» Prompt:
Check each line of the entries below for the string "obstáculos"; copy every line where it appears.

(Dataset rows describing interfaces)
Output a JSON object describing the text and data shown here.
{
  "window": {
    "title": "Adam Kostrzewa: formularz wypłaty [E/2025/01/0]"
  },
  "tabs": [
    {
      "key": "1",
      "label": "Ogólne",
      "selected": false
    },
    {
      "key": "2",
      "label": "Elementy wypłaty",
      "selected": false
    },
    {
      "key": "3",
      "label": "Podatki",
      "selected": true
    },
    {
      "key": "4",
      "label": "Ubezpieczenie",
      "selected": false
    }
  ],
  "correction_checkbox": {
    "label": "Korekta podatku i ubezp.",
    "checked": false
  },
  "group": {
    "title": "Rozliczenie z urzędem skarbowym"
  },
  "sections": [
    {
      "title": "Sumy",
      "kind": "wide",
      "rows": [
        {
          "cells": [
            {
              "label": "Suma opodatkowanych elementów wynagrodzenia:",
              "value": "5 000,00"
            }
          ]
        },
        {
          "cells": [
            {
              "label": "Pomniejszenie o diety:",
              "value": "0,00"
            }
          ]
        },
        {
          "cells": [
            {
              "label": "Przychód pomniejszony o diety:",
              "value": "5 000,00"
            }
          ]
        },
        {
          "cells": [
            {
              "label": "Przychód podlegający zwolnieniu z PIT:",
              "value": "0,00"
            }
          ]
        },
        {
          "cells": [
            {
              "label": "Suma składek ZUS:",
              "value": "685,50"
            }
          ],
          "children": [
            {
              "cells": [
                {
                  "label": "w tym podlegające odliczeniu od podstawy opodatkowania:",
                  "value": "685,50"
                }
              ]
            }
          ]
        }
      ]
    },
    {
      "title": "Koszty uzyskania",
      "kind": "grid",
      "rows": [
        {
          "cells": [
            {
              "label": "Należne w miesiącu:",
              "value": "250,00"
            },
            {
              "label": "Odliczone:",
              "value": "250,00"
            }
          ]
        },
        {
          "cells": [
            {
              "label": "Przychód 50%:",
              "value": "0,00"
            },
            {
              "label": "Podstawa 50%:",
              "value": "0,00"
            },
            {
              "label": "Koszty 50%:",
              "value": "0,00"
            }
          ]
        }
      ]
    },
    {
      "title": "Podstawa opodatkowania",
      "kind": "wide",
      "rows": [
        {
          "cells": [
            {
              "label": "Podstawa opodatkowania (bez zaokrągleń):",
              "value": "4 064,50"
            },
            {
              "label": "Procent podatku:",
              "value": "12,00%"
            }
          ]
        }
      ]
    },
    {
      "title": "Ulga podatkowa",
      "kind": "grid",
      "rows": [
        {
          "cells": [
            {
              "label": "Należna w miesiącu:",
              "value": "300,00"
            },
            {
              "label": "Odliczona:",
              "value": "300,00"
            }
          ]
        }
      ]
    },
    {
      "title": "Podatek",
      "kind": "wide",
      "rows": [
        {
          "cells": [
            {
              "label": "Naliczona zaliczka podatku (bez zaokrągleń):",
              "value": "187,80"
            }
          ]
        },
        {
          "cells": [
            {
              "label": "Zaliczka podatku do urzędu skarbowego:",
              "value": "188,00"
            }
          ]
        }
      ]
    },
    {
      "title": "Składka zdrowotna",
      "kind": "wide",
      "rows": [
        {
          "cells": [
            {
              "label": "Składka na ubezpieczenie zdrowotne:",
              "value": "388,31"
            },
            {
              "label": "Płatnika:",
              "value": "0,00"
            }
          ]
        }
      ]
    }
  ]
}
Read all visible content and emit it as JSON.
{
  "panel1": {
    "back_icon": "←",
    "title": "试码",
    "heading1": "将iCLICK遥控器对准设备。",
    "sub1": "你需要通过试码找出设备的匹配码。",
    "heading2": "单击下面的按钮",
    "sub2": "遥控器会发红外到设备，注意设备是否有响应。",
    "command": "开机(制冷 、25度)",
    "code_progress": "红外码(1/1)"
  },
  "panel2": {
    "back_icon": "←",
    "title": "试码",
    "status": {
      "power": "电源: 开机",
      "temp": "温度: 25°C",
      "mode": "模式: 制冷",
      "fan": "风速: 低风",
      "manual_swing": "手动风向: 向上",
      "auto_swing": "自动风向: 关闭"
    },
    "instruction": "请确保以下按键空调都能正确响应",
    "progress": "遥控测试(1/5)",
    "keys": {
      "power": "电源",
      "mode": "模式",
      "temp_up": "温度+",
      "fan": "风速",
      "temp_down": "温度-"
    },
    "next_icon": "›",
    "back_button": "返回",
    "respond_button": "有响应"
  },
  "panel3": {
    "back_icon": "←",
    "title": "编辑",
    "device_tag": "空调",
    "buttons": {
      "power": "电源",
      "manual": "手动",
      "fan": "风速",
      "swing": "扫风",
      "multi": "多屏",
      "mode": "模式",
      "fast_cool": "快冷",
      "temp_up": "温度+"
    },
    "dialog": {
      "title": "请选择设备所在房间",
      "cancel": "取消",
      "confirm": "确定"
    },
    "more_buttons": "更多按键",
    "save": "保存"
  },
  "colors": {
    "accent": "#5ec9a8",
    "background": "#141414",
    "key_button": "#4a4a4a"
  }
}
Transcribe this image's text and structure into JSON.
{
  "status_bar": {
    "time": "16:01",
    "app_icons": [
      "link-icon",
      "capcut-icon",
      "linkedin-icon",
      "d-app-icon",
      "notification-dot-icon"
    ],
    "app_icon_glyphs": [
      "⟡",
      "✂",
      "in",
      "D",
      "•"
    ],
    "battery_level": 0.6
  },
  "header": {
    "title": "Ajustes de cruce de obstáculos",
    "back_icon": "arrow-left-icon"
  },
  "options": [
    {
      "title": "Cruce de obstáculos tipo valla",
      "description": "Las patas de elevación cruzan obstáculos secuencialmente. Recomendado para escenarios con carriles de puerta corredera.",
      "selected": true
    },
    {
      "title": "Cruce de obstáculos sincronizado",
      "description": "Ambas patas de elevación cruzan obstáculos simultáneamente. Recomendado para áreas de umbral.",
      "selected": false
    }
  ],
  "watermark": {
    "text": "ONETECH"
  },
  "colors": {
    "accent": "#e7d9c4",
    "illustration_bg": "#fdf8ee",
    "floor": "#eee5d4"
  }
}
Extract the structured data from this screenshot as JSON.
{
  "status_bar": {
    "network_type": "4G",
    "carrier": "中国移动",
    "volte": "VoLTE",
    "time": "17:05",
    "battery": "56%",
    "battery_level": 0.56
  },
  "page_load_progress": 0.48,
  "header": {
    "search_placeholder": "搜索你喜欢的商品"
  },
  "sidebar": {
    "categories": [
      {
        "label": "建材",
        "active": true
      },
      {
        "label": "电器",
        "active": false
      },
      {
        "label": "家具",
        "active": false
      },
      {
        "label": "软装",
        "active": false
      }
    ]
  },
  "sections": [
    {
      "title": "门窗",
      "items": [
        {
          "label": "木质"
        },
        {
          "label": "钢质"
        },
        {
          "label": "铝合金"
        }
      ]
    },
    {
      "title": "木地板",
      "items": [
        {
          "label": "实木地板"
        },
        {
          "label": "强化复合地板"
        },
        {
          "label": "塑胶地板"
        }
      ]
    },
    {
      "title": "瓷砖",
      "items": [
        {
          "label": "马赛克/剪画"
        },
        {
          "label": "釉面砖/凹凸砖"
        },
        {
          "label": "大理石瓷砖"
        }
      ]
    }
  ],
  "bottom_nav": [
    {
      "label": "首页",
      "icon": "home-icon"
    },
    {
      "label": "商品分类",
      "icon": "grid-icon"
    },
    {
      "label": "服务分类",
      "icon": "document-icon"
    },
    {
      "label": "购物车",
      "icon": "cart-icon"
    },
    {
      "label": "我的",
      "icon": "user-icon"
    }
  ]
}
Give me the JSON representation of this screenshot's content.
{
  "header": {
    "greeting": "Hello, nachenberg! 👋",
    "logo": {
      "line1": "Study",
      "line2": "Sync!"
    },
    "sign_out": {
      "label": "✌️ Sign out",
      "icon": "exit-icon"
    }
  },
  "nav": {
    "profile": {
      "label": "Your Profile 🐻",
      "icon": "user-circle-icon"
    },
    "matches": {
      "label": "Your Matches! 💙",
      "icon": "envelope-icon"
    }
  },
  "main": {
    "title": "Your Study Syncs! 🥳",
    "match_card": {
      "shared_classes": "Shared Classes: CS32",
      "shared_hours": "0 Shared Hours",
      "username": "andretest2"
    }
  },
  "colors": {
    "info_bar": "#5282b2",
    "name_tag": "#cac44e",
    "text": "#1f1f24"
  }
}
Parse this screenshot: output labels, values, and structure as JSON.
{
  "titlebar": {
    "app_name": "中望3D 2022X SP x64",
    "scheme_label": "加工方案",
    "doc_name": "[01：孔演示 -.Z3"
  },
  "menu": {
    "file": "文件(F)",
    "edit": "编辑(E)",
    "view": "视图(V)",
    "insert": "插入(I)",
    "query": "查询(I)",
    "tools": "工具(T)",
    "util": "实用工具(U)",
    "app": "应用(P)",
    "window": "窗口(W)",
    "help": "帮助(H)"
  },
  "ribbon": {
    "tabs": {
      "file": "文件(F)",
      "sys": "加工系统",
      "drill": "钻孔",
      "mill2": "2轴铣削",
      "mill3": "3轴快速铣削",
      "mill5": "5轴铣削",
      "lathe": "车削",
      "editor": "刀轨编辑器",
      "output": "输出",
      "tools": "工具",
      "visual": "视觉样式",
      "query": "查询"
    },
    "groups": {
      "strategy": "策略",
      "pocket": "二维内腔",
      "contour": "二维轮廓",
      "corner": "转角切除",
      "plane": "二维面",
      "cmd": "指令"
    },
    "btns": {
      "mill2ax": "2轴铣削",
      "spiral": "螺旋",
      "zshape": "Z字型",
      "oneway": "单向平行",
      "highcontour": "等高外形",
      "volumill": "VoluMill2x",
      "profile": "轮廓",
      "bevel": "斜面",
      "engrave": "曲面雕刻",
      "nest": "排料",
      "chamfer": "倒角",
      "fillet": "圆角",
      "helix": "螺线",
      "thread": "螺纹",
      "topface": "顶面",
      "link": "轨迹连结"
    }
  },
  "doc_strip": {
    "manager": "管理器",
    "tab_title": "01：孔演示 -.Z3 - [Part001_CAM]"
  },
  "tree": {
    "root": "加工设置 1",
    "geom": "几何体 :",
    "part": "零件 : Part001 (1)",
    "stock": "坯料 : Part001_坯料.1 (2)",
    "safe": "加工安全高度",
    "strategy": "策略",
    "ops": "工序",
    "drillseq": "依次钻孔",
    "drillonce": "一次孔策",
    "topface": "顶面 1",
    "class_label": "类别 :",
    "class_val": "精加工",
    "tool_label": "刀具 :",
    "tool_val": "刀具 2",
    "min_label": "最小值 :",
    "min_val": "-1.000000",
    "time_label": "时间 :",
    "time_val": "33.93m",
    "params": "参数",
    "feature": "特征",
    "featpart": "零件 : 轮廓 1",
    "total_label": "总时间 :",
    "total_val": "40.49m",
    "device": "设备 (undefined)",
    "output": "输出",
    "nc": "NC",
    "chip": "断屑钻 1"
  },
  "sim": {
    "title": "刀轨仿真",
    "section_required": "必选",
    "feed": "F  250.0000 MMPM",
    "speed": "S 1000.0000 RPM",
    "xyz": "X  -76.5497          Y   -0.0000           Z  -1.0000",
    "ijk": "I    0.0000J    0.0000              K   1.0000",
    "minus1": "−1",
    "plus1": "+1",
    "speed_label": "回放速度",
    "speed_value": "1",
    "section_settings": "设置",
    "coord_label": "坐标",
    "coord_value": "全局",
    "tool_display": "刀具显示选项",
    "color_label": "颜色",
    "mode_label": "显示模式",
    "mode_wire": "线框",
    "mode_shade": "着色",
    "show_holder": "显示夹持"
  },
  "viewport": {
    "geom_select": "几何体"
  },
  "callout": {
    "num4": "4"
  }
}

» Answer for this exercise:
    "title": "Ajustes de cruce de obstáculos",
      "title": "Cruce de obstáculos tipo valla",
      "description": "Las patas de elevación cruzan obstáculos secuencialmente. Recomendado para escenarios con carriles de puerta corredera.",
      "title": "Cruce de obstáculos sincronizado",
      "description": "Ambas patas de elevación cruzan obstáculos simultáneamente. Recomendado para áreas de umbral.",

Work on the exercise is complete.